EXERCISE DESCRIPTION: All entries below need to be written out exactly, but without their pictures.

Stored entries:
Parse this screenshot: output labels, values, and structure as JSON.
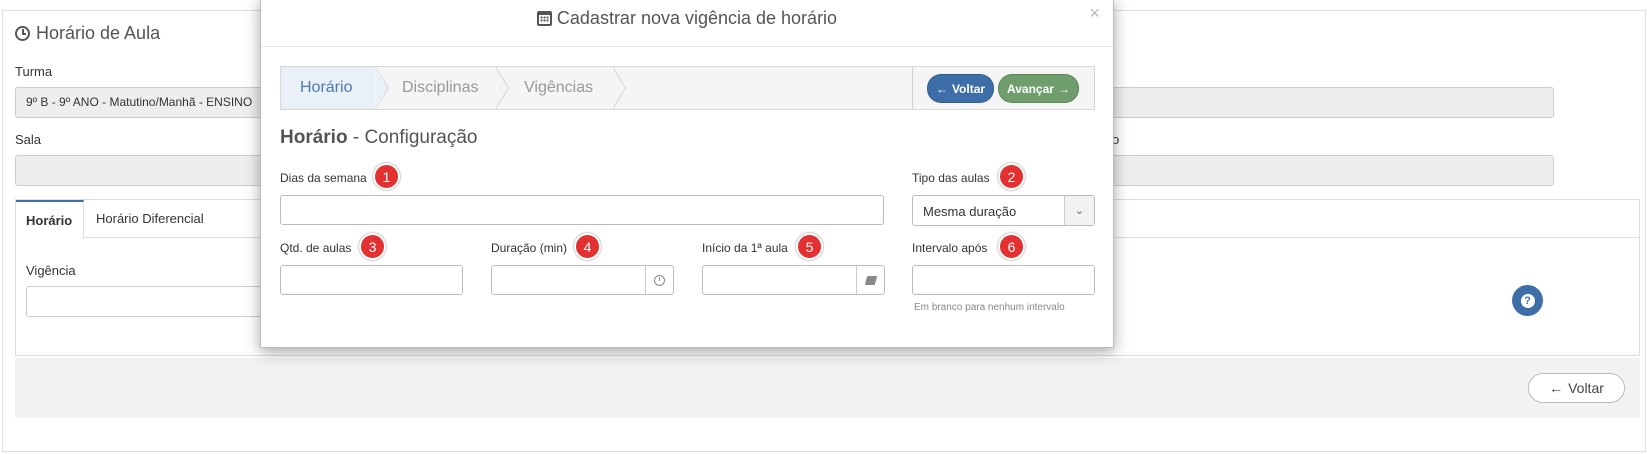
{
  "background": {
    "page_title": "Horário de Aula",
    "turma_label": "Turma",
    "turma_value": "9º B - 9º ANO - Matutino/Manhã - ENSINO",
    "sala_label": "Sala",
    "tabs": [
      "Horário",
      "Horário Diferencial"
    ],
    "vigencia_label": "Vigência",
    "right_label_fragment": "o",
    "voltar_label": "Voltar",
    "help_glyph": "?"
  },
  "modal": {
    "title": "Cadastrar nova vigência de horário",
    "close_glyph": "×",
    "steps": [
      "Horário",
      "Disciplinas",
      "Vigências"
    ],
    "btn_voltar": "Voltar",
    "btn_avancar": "Avançar",
    "section_title_bold": "Horário",
    "section_title_rest": " - Configuração",
    "fields": {
      "dias_semana": {
        "label": "Dias da semana",
        "badge": "1"
      },
      "tipo_aulas": {
        "label": "Tipo das aulas",
        "badge": "2",
        "value": "Mesma duração"
      },
      "qtd_aulas": {
        "label": "Qtd. de aulas",
        "badge": "3"
      },
      "duracao": {
        "label": "Duração (min)",
        "badge": "4"
      },
      "inicio_aula": {
        "label": "Início da 1ª aula",
        "badge": "5"
      },
      "intervalo": {
        "label": "Intervalo após",
        "badge": "6",
        "help": "Em branco para nenhum intervalo"
      }
    }
  },
  "colors": {
    "primary": "#3e6ea8",
    "success": "#6f9e6c",
    "badge": "#e33030"
  }
}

RESPONSE AREA:
Parse this screenshot: output labels, values, and structure as JSON.
{
  "background": {
    "page_title": "Horário de Aula",
    "turma_label": "Turma",
    "turma_value": "9º B - 9º ANO - Matutino/Manhã - ENSINO",
    "sala_label": "Sala",
    "tabs": [
      "Horário",
      "Horário Diferencial"
    ],
    "vigencia_label": "Vigência",
    "right_label_fragment": "o",
    "voltar_label": "Voltar",
    "help_glyph": "?"
  },
  "modal": {
    "title": "Cadastrar nova vigência de horário",
    "close_glyph": "×",
    "steps": [
      "Horário",
      "Disciplinas",
      "Vigências"
    ],
    "btn_voltar": "Voltar",
    "btn_avancar": "Avançar",
    "section_title_bold": "Horário",
    "section_title_rest": " - Configuração",
    "fields": {
      "dias_semana": {
        "label": "Dias da semana",
        "badge": "1"
      },
      "tipo_aulas": {
        "label": "Tipo das aulas",
        "badge": "2",
        "value": "Mesma duração"
      },
      "qtd_aulas": {
        "label": "Qtd. de aulas",
        "badge": "3"
      },
      "duracao": {
        "label": "Duração (min)",
        "badge": "4"
      },
      "inicio_aula": {
        "label": "Início da 1ª aula",
        "badge": "5"
      },
      "intervalo": {
        "label": "Intervalo após",
        "badge": "6",
        "help": "Em branco para nenhum intervalo"
      }
    }
  },
  "colors": {
    "primary": "#3e6ea8",
    "success": "#6f9e6c",
    "badge": "#e33030"
  }
}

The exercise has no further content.